- mock all dependencies
- mock network and file systems
As you write tests across these distinctions and purposes, Tim Bray outlines a few best practices that will also keep you in line.
Integration tests, he explains, are “particularly hard in a microservices context” but still need to pass 100% of the time. “It’s not OK for there to be failures that are ignored,” he writes. Similarly, developers have to be careful to not let test suites get flakey. “Either the tests exercise something that might fail in production, in which case you should treat failures as blockers,” he writes, “or they don’t, in which case you should take them out of the damn test suite, which will then run faster.”
Here, benchmarks make themselves useful so you gather test data and see how fast your integration tests are running, how much coverage you have, and how flakey they are.
Test your understanding before testing your code
Integration tests, more than unit tests and end-to-end tests, require discussion before design and implementation. Even when you’re reading about integration tests on a developer blog, you’ll want to double- and triple-check precisely what kind of integration testing the person in question is writing about.
Martin Fowler, who has deep experience in testing, is “wary” when he reads about integration test practices, so the rest of us should be, too. “The takeaway here,” he writes, “is when anyone starts talking about various testing categories, dig deeper on what they mean by their words, as they probably don't use them the same way as the last person you read did.”

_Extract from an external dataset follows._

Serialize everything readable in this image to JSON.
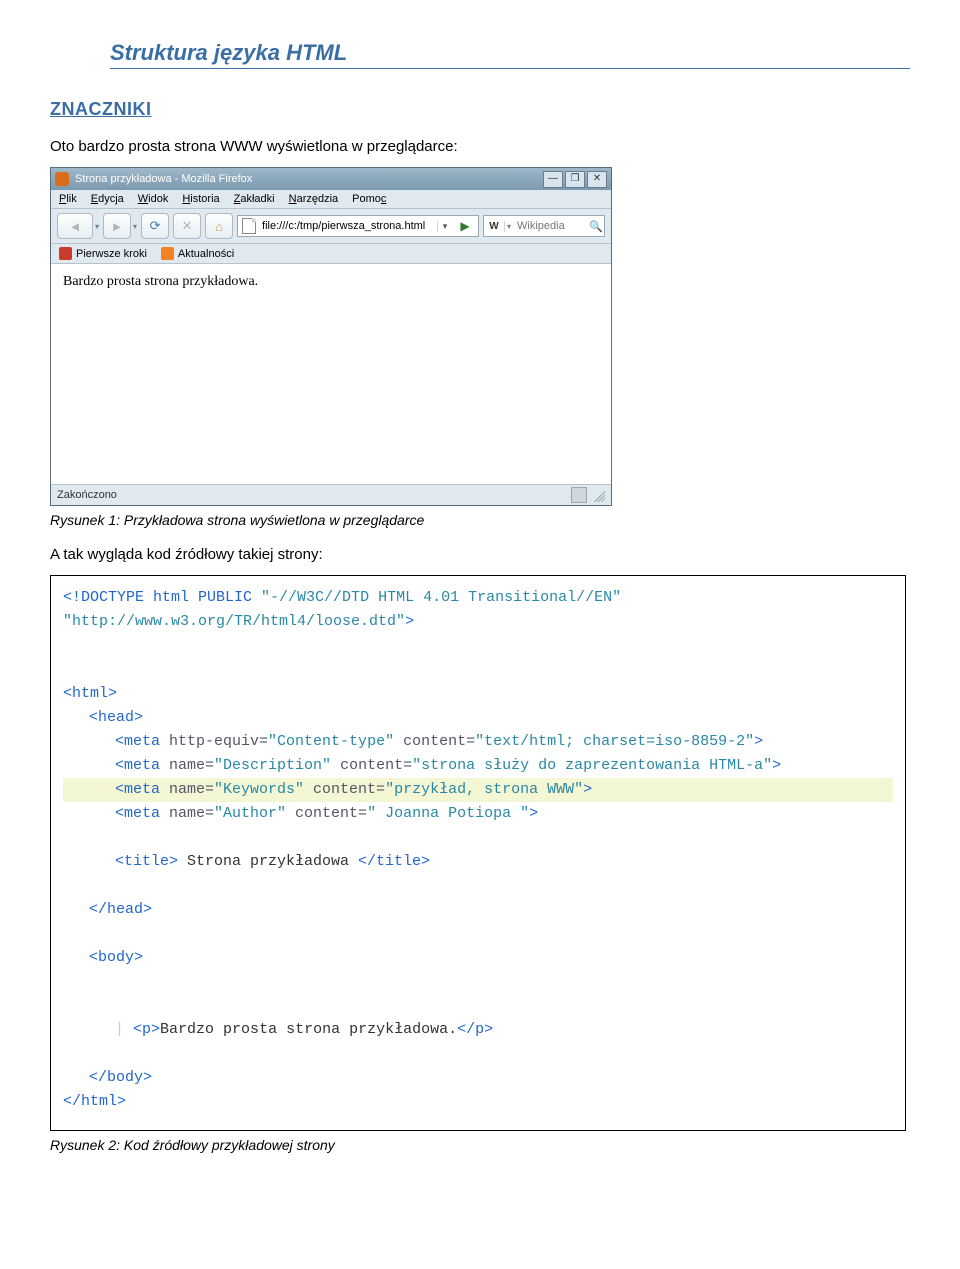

Beyond the tips and practices already covered, we recommend this takeaway as well. Testing is a broad field with many different practitioners. As you learn more, practice more, and experience more, an agreement on definitions prior to doing any actual testing will be essential for improving your test suite.